As the Woodfibre LNG project makes its way through the Environmental Assessment process — the public comment period was recently extended to July 27 — the push for public engagement carries on.
On Wednesday, July 2, the Association of Whistler Area Residents for the Environment (AWARE) held its bi-monthly Green Talk, the focus of which, said guest presenter Eoin Finn, was "informing the public of the benefits and risks of the LNG plant in Howe Sound."
"This is not a business B.C. wants to be in, should be in, or needs to be in, in order to make a vibrant economic base for the province of B.C." Finn said.
"A smarter industrial policy would have us making stuff, doing secondary manufacturing out of the raw resources we have. This proposed LNG industry offers none of that."
During his presentation, Finn, a retired astrophysicist with a PhD in physical chemistry, talked about the environmental recovery of Howe Sound since the decline of industry in the area.

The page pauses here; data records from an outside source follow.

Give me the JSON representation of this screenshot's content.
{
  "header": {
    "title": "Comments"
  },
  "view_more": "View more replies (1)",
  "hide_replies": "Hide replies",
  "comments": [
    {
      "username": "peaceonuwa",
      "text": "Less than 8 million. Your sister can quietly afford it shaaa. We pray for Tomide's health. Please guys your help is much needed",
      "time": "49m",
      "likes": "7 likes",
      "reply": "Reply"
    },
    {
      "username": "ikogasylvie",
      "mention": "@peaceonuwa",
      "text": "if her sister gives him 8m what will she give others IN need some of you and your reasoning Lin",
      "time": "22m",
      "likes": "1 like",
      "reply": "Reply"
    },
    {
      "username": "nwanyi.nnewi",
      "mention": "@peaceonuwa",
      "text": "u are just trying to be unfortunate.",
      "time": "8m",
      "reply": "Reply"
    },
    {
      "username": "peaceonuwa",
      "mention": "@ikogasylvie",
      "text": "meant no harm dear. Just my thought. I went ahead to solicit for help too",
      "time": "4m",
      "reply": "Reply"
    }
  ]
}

"We've seen recently the return of orcas, dolphins and sightings of humpback whales all feeding on salmon and herring, that have returned as the marine environment has improved," Finn said.
"I'd hate to see that turned around by a second phase of re-industrialization of Howe Sound."
At this stage of the environmental assessment process, public consultation is meant to identify "valued components" — the potential impacts that the public would like to see studied in regards to the project.
"That's really what the objective is at this stage of the EAO process," said West Vancouver-Sea to Sky MLA Jordan Sturdy.
"To make sure that what needs to be assessed is being assessed."
Sturdy was in attendance at the Green Talk, staying afterwards to answer questions from other attendees.
"I've been attending a number of these talks just being there to make sure that I understand what the community concerns are with regards to this proposal," Sturdy said.
"There's a full range of responses and concerns around this proposal."
While the potential negatives have been well documented — possible safety hazards, environmental damage, harm to the tourism industry — some constituents have brought forward positive feedback as well.
"Just that this is an opportunity for the region, the province and certainly the district," Sturdy said, of some of the positive feedback he's received.
"Given the circumstances that are there — a deepwater port, a brownfield site, access to hydro, within municipal boundaries — all of these things present potential opportunities."
Opposition to the project is to be expected, but it will help improve the project in the long run, said Woodfibre spokesperson Marian Ngo.
"In B.C., any industrial project will automatically have people that are opposed to it. It's just the nature of the province, and that's fine," she said.
"My job is to listen to those concerns, listen to the community and listen to both sides of the story and see how best we can address that as we develop this project."
The end goal of the project is to be "the gold standard for development in B.C.," Ngo said.
"We're going electric (and) we've moved it on land," she said.
"We're going to go by best practices, and make sure that this is a project that is environmentally responsible and it meets the high standards of the corridor."
Public comments can be submitted on the Environmental Assessment Office's website at www.eao.gov.bc.ca.